Updated: Wed, 16 Oct 2013 06:57:07 CST
So many questions with such little time.
The debt ceiling deadline drew near Wednesday.
And seniors were left wondering about the future of their social security and Medicare benefits.
But, the Senate reached a deal.
Local seniors had a sigh of relief.
"Well it was kind of nice to hear that,” said Marjorie Young, a senior citizen and Harvard resident.
In the case of a default, the treasury was projected to cover the social security payments due this month.
That includes the 12 billion due Thursday and another payment on October 25th.
The same is true for Medicare payments.
But by November the treasury would be running low on funds.
"Well they've talked about both of them, technically, for a long time,” Young said.
And even with a bipartisan deal, they'll likely keep talking about it.
Thursday's Senate deal funds the government only until January 15th.
It also includes a December 13th deadline for budget negotiations.
"We can't neglect the people that need the services the most, which are of course the elderly and the children,” said DeAnna Tuttle of the Agency on Aging.
The deal would also end the partial government shutdown, which was a risk to the Agency on Aging.
"If the federal government doesn't pay the state government, they can't pay us, and yes then we could possibly see some of the services being cut back over the lack of funds,” Tuttle said.
Tuttle's main concern as the deadline approached?
More fluctuation in the economy.
She feared it could diminish the value of retirement accounts.
But the Agency on Aging has been told that the elderly are a top priority.

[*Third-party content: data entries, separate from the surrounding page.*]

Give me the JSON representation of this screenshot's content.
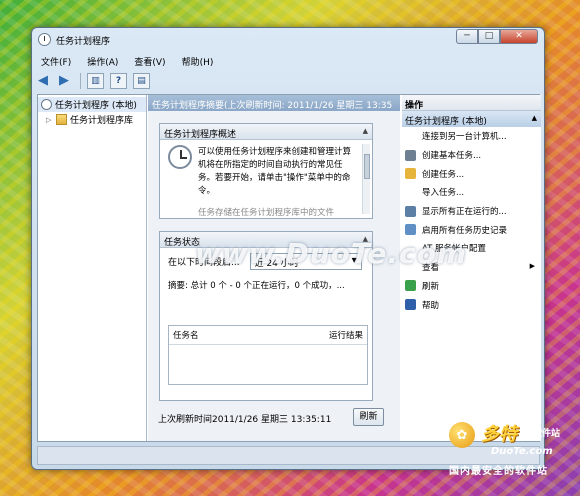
{
  "window": {
    "title": "任务计划程序",
    "min": "─",
    "max": "□",
    "close": "✕"
  },
  "menu": [
    "文件(F)",
    "操作(A)",
    "查看(V)",
    "帮助(H)"
  ],
  "toolbar": {
    "back": "◀",
    "forward": "▶",
    "help": "?"
  },
  "tree": {
    "root": "任务计划程序 (本地)",
    "child": "任务计划程序库",
    "child_expander": "▷"
  },
  "center": {
    "header": "任务计划程序摘要(上次刷新时间: 2011/1/26 星期三 13:35",
    "overview": {
      "title": "任务计划程序概述",
      "text": "可以使用任务计划程序来创建和管理计算机将在所指定的时间自动执行的常见任务。若要开始，请单击\"操作\"菜单中的命令。",
      "cut": "任务存储在任务计划程序库中的文件"
    },
    "status": {
      "title": "任务状态",
      "period_label": "在以下时间段启...",
      "period_value": "近 24 小时",
      "summary": "摘要: 总计 0 个 - 0 个正在运行，0 个成功，...",
      "col_name": "任务名",
      "col_result": "运行结果"
    },
    "footer": {
      "last_refresh": "上次刷新时间2011/1/26 星期三 13:35:11",
      "refresh_button": "刷新"
    }
  },
  "actions": {
    "title": "操作",
    "group": "任务计划程序 (本地)",
    "items": [
      {
        "label": "连接到另一台计算机...",
        "icon": "blank-icon",
        "color": "#ffffff"
      },
      {
        "label": "创建基本任务...",
        "icon": "clock-icon",
        "color": "#6d7f91"
      },
      {
        "label": "创建任务...",
        "icon": "task-icon",
        "color": "#e6b43a"
      },
      {
        "label": "导入任务...",
        "icon": "blank-icon",
        "color": "#ffffff"
      },
      {
        "label": "显示所有正在运行的...",
        "icon": "list-icon",
        "color": "#5c7fa6"
      },
      {
        "label": "启用所有任务历史记录",
        "icon": "history-icon",
        "color": "#5f8fc4"
      },
      {
        "label": "AT 服务帐户配置",
        "icon": "blank-icon",
        "color": "#ffffff"
      },
      {
        "label": "查看",
        "icon": "blank-icon",
        "color": "#ffffff",
        "more": "▶"
      },
      {
        "label": "刷新",
        "icon": "refresh-icon",
        "color": "#3aa04a"
      },
      {
        "label": "帮助",
        "icon": "help-icon",
        "color": "#2f5fa8"
      }
    ]
  },
  "watermark": {
    "site": "www.DuoTe.com",
    "logo_badge": "✿",
    "logo_cn": "多特",
    "logo_cn_small": "软件站",
    "logo_en": "DuoTe.com",
    "logo_sub": "国内最安全的软件站"
  }
}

"We have been assured that social security checks and Medicare benefits are not in jeopardy at the moment,” Tuttle said.
Wednesday's Senate deal pays the